Potential Interactions Producing Elevation of Blood Pressure: Unless patients are monitored for potential increases in blood pressure, linezolid should not be administered to patients with uncontrolled hypertension, pheochromocytoma, thyrotoxicosis and/or patients taking any of the following types of medications: directly and indirectly acting sympathomimetic agents (e.g., pseudoephedrine), vasopressive agents (e.g., epinephrine, norepinephrine), dopaminergic agents (e.g., dopamine, dobutamine)
Lactic Acidosis: Lactic acidosis has been reported with the use of ZYVOX. In reported cases, patients experienced repeated episodes of nausea and vomiting. Patients who develop recurrent nausea or vomiting, unexplained acidosis, or a low bicarbonate level while receiving ZYVOX should receive immediate medical evaluation.
Convulsions: Convulsions have been reported in patients when treated with linezolid. In some of these cases, a history of seizures or risk factors for seizures was reported.
Hypoglycemia: Postmarketing cases of symptomatic hypoglycemia have been reported in patients with diabetes mellitus receiving insulin or oral hypoglycemic agents when treated with linezolid, a reversible, nonselective MAO inhibitor. Some MAO inhibitors have been associated with hypoglycemic episodes in diabetic patients receiving insulin or hypoglycemic agents. While a causal relationship between linezolid and hypoglycemia has not been established, diabetic patients should be cautioned of potential hypoglycemic reactions when treated with linezolid.
Development of Drug-Resistant Bacteria: Prescribing ZYVOX in the absence of a proven or strongly suspected bacterial infection or a prophylactic indication is unlikely to provide benefit to the patient and increases the risk of the development of drug-resistant bacteria.
Monoamine Oxidase Inhibitors: Linezolid is a reversible, nonselective inhibitor of monoamine oxidase
Adrenergic and Serotonergic Agents: Linezolid has the potential for interaction with adrenergic and serotonergic agents
Use in specific populations
Pregnancy: Available data from published and postmarketing case reports with linezolid use in pregnant women have not identified a drug-associated risk of major birth defects, miscarriage, or adverse maternal or fetal outcomes.

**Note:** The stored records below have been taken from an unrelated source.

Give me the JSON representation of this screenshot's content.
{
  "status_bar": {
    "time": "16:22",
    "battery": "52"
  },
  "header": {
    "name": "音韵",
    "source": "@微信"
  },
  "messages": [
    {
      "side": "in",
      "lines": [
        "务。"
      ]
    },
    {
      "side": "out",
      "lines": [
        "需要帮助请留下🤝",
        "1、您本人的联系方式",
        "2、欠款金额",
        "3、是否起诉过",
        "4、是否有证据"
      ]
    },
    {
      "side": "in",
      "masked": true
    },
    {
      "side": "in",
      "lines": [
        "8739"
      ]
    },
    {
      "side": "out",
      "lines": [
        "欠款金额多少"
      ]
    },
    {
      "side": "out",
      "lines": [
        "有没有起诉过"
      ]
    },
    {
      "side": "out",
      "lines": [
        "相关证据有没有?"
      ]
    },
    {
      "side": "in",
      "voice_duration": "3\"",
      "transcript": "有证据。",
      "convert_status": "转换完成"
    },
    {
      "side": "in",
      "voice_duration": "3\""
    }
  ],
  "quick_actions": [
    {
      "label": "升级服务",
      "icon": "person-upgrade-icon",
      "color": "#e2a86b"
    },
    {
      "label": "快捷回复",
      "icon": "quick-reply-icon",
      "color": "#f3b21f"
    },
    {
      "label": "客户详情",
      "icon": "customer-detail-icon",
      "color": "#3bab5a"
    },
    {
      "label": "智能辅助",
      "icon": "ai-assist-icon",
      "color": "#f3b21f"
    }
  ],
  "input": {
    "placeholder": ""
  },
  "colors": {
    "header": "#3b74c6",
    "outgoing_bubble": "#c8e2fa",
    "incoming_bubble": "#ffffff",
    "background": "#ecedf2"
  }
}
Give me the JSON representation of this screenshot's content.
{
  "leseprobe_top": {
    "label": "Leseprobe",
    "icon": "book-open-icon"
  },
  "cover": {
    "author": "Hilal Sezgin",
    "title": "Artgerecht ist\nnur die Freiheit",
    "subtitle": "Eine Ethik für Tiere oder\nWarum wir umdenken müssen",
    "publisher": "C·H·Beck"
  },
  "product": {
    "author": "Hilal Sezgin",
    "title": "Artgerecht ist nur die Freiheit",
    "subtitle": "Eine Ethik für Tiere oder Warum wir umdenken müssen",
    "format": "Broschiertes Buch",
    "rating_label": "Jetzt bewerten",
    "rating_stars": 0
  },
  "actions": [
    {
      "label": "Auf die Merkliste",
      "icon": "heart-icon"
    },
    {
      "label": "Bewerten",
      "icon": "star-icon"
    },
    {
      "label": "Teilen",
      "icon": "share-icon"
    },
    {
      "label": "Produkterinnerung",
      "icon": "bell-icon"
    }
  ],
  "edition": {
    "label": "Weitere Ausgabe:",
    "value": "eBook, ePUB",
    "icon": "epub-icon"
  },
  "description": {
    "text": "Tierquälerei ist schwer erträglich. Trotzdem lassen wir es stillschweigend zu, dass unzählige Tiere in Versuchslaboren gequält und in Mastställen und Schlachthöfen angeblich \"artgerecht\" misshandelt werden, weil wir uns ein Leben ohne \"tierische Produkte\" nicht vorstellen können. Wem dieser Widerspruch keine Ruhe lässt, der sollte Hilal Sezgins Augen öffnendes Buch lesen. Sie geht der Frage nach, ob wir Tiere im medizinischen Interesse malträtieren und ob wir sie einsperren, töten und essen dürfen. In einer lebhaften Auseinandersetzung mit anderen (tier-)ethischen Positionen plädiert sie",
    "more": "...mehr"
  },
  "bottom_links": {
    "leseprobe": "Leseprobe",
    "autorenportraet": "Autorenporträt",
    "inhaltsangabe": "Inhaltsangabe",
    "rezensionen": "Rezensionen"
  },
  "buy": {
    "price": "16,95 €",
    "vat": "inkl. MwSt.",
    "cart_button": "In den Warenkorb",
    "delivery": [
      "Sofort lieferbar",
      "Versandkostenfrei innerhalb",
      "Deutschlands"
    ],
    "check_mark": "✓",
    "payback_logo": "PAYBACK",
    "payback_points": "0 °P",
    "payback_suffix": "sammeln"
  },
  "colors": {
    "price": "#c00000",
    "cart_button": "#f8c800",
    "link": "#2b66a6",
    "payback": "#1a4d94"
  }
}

Lactation: Linezolid is present in breast milk. Based on data from available published case reports, the daily dose of linezolid that the infant would receive from breastmilk would be approximately 6% to 9% of the recommended therapeutic infant dose (10 mg/kg every 8 hours). There is no information on the effects of linezolid on the breastfed infant; however, diarrhea and vomiting were the most common adverse reactions reported in clinical trials in infants receiving linezolid therapeutically
In the event of overdosage, supportive care is advised, with maintenance of glomerular filtration. Hemodialysis may facilitate more rapid elimination of linezolid. In a Phase 1 clinical trial, approximately 30% of a dose of linezolid was removed during a 3-hour hemodialysis session beginning 3 hours after the dose of linezolid was administered. Data are not available for removal of linezolid with peritoneal dialysis or hemoperfusion. Clinical signs of acute toxicity in animals were decreased activity and ataxia in rats and vomiting and tremors in dogs treated with 3,000 mg/kg/day and 2,000 mg/kg/day, respectively.